# [YOUR TASK]
Look through the records below, and copy out every line that holds the string "JSON".

RECORD EXTRACTS section start

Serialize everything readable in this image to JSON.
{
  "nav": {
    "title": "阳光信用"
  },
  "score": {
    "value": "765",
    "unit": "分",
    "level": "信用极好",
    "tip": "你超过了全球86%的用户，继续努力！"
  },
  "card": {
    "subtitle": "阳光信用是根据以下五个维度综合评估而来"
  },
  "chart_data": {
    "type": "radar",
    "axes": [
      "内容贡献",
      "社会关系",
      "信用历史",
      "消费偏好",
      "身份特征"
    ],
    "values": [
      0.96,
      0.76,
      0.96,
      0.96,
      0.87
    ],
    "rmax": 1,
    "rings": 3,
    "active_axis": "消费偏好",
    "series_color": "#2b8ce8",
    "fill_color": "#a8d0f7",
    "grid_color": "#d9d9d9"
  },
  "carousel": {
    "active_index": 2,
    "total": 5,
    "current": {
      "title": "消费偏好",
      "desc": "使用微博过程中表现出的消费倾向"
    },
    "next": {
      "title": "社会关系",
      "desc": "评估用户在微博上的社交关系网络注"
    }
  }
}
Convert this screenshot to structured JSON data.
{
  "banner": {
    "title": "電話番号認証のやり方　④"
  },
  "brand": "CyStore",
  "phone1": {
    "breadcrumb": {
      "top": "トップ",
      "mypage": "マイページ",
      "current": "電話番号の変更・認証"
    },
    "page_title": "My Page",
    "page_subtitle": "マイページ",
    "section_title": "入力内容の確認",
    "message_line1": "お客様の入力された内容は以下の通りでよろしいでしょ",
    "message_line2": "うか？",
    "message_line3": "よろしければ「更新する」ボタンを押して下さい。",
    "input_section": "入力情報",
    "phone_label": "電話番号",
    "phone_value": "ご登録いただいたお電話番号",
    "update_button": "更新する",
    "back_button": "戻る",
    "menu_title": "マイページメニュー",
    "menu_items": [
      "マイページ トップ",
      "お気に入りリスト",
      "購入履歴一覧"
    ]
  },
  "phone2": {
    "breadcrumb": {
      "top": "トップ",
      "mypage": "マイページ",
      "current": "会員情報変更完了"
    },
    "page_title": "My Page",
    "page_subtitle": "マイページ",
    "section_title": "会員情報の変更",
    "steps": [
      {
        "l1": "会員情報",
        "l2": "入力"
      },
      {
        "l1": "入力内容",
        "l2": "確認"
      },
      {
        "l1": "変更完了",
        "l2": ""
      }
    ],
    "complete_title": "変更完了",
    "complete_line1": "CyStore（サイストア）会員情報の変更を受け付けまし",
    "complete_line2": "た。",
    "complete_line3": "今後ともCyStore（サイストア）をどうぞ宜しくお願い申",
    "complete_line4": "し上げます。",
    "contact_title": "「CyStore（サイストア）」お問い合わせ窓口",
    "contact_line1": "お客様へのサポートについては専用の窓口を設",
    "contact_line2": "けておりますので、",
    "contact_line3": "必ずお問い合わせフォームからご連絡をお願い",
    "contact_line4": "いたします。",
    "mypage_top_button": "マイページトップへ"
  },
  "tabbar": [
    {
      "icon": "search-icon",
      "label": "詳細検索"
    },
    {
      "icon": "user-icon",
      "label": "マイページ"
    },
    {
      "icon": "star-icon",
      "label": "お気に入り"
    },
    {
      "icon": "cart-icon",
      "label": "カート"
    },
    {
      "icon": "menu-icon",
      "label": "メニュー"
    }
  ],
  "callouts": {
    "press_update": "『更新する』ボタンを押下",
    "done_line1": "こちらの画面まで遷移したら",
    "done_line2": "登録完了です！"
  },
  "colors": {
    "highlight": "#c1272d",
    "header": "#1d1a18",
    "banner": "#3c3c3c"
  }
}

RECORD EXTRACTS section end

# [YOUR SOLUTION]
Serialize everything readable in this image to JSON.
Convert this screenshot to structured JSON data.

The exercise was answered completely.